_TASK TO CARRY OUT_
Each line of the material below with the word "highlighted" is to be reported.

_PROVIDED RECORDS_
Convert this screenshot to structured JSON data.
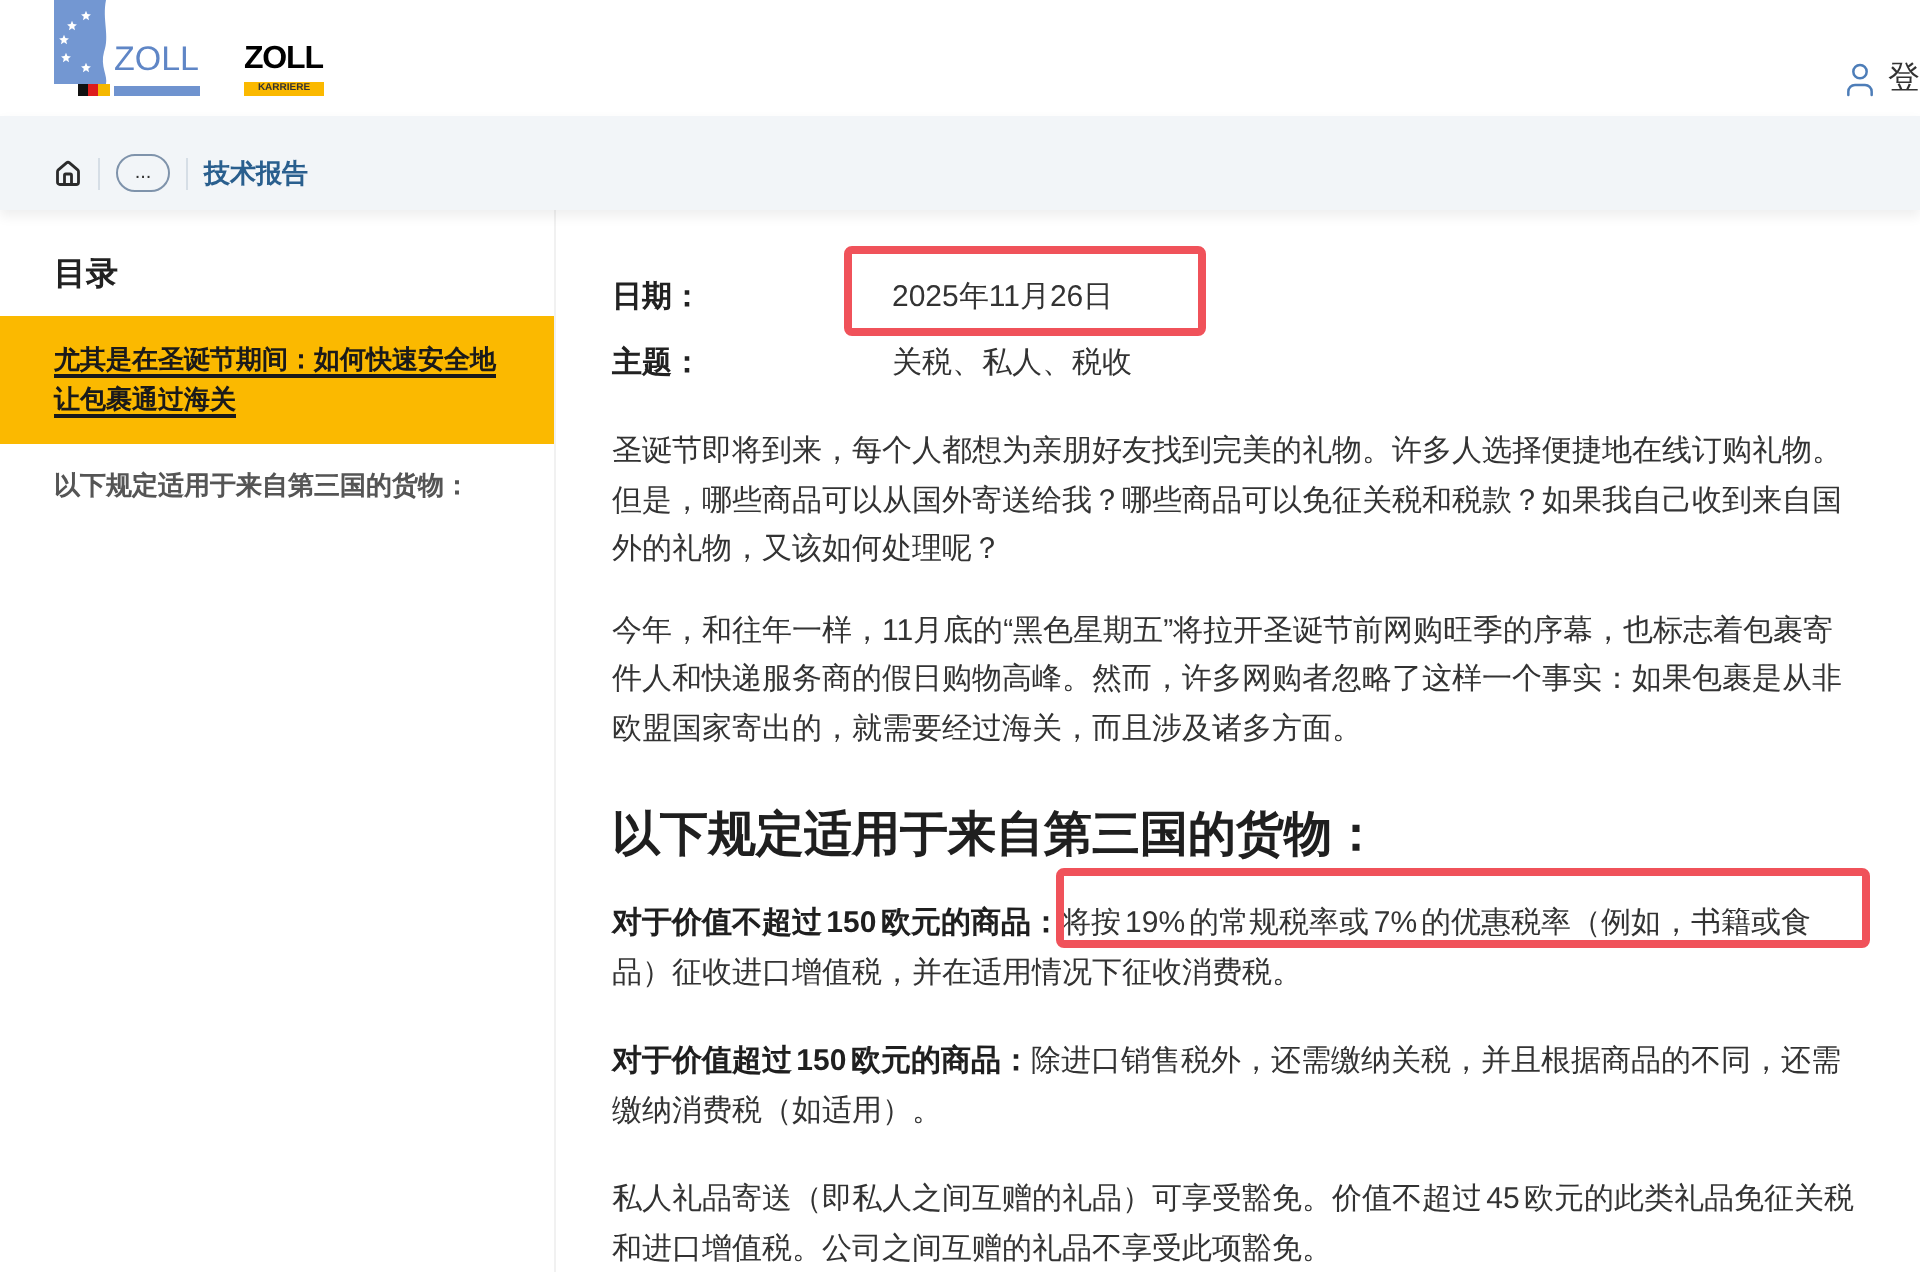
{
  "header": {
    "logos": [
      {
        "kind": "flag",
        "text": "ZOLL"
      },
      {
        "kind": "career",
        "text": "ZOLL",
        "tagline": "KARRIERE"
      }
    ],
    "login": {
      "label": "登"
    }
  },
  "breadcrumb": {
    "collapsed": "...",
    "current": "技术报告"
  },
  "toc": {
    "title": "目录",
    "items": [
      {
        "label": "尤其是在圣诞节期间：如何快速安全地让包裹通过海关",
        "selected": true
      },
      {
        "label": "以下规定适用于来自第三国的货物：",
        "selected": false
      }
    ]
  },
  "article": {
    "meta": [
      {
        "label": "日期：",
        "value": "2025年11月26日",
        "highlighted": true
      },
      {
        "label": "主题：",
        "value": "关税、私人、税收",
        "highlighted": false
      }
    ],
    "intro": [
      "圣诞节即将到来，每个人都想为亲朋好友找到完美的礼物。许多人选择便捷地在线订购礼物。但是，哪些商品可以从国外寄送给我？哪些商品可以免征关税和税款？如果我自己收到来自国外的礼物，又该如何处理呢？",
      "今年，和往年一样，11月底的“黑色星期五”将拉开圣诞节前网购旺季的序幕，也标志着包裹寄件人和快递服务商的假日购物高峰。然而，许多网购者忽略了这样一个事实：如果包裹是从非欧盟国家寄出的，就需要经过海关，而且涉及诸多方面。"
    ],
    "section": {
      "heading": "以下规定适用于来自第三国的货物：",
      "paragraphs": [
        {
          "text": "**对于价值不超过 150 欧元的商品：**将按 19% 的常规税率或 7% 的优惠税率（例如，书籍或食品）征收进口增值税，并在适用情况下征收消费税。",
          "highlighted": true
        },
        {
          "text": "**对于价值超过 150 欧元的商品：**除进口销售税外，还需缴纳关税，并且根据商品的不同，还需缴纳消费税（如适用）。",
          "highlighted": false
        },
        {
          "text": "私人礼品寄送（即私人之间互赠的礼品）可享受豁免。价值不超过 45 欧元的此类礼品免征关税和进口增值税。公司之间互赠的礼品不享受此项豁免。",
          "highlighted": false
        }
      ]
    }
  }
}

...

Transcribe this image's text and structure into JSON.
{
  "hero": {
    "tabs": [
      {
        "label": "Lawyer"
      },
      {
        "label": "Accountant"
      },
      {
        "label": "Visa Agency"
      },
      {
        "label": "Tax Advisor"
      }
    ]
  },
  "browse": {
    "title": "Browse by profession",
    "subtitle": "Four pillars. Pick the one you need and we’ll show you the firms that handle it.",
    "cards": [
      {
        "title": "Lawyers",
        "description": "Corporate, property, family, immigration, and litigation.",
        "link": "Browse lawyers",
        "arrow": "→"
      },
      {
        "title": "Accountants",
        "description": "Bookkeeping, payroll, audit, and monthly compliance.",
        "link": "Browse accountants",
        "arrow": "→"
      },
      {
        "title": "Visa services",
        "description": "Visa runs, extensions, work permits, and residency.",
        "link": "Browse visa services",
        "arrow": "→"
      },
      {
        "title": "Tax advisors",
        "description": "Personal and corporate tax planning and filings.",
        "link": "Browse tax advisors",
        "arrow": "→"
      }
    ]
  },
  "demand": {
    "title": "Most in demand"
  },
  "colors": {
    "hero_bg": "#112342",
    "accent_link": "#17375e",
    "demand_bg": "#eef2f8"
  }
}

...

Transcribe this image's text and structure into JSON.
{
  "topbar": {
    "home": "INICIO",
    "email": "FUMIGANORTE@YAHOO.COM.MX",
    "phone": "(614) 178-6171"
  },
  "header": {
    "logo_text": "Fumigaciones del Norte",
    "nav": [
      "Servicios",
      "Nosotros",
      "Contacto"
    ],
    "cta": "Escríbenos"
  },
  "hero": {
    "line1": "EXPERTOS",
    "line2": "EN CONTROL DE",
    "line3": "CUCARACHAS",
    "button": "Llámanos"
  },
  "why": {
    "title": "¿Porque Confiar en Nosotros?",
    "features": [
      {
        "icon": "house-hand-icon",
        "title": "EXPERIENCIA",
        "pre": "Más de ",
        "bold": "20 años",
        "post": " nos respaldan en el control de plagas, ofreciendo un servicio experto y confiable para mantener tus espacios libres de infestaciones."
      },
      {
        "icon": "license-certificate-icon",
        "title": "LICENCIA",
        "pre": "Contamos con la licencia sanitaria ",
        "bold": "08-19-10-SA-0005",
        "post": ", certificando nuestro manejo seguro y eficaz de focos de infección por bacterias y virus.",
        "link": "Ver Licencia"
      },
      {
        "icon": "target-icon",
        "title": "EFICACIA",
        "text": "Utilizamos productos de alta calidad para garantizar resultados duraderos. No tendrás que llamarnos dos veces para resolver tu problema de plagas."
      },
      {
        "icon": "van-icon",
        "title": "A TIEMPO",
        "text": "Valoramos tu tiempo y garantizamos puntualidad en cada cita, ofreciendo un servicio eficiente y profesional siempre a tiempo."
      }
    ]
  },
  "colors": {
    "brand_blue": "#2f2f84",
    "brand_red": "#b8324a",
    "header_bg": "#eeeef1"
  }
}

_WRITTEN SOLUTION_
        "highlighted": true
        "highlighted": false
          "highlighted": true
          "highlighted": false
          "highlighted": false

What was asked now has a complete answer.